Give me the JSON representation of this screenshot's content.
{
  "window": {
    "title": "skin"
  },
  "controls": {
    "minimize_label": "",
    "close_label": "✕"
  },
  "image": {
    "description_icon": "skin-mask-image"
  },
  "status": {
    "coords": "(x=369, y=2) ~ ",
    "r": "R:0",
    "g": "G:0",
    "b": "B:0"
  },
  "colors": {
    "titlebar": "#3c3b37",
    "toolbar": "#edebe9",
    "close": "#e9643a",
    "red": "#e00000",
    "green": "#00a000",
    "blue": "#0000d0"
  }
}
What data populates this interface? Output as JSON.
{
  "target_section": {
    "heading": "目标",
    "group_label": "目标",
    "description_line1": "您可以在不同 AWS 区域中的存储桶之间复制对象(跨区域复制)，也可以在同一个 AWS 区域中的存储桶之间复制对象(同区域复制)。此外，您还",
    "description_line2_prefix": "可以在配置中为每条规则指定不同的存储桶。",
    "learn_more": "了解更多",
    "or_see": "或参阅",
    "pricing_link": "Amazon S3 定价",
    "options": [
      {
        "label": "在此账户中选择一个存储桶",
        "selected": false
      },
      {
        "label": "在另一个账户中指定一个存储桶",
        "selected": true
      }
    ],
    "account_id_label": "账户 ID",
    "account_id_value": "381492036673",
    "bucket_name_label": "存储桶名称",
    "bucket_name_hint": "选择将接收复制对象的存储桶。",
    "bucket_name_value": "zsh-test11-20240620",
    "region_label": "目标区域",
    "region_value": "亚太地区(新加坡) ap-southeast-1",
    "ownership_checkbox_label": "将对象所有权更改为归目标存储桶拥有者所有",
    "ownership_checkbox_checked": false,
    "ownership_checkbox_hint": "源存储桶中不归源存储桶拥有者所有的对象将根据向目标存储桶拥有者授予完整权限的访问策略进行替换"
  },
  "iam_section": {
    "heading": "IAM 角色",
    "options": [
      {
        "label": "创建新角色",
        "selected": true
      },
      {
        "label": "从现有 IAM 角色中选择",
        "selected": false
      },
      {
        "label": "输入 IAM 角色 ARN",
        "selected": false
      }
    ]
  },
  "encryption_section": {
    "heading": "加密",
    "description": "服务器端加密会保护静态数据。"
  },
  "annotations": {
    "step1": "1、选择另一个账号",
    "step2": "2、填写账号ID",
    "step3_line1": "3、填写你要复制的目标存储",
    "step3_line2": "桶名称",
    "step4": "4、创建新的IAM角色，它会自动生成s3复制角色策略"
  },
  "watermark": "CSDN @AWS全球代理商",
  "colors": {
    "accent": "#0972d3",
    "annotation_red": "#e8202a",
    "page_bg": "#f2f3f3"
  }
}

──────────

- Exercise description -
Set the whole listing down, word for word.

- Finished task -
Give me the JSON representation of this screenshot's content.
{
  "window": {
    "title": "skin"
  },
  "controls": {
    "minimize_label": "",
    "close_label": "✕"
  },
  "image": {
    "description_icon": "skin-mask-image"
  },
  "status": {
    "coords": "(x=369, y=2) ~ ",
    "r": "R:0",
    "g": "G:0",
    "b": "B:0"
  },
  "colors": {
    "titlebar": "#3c3b37",
    "toolbar": "#edebe9",
    "close": "#e9643a",
    "red": "#e00000",
    "green": "#00a000",
    "blue": "#0000d0"
  }
}
What data populates this interface? Output as JSON.
{
  "target_section": {
    "heading": "目标",
    "group_label": "目标",
    "description_line1": "您可以在不同 AWS 区域中的存储桶之间复制对象(跨区域复制)，也可以在同一个 AWS 区域中的存储桶之间复制对象(同区域复制)。此外，您还",
    "description_line2_prefix": "可以在配置中为每条规则指定不同的存储桶。",
    "learn_more": "了解更多",
    "or_see": "或参阅",
    "pricing_link": "Amazon S3 定价",
    "options": [
      {
        "label": "在此账户中选择一个存储桶",
        "selected": false
      },
      {
        "label": "在另一个账户中指定一个存储桶",
        "selected": true
      }
    ],
    "account_id_label": "账户 ID",
    "account_id_value": "381492036673",
    "bucket_name_label": "存储桶名称",
    "bucket_name_hint": "选择将接收复制对象的存储桶。",
    "bucket_name_value": "zsh-test11-20240620",
    "region_label": "目标区域",
    "region_value": "亚太地区(新加坡) ap-southeast-1",
    "ownership_checkbox_label": "将对象所有权更改为归目标存储桶拥有者所有",
    "ownership_checkbox_checked": false,
    "ownership_checkbox_hint": "源存储桶中不归源存储桶拥有者所有的对象将根据向目标存储桶拥有者授予完整权限的访问策略进行替换"
  },
  "iam_section": {
    "heading": "IAM 角色",
    "options": [
      {
        "label": "创建新角色",
        "selected": true
      },
      {
        "label": "从现有 IAM 角色中选择",
        "selected": false
      },
      {
        "label": "输入 IAM 角色 ARN",
        "selected": false
      }
    ]
  },
  "encryption_section": {
    "heading": "加密",
    "description": "服务器端加密会保护静态数据。"
  },
  "annotations": {
    "step1": "1、选择另一个账号",
    "step2": "2、填写账号ID",
    "step3_line1": "3、填写你要复制的目标存储",
    "step3_line2": "桶名称",
    "step4": "4、创建新的IAM角色，它会自动生成s3复制角色策略"
  },
  "watermark": "CSDN @AWS全球代理商",
  "colors": {
    "accent": "#0972d3",
    "annotation_red": "#e8202a",
    "page_bg": "#f2f3f3"
  }
}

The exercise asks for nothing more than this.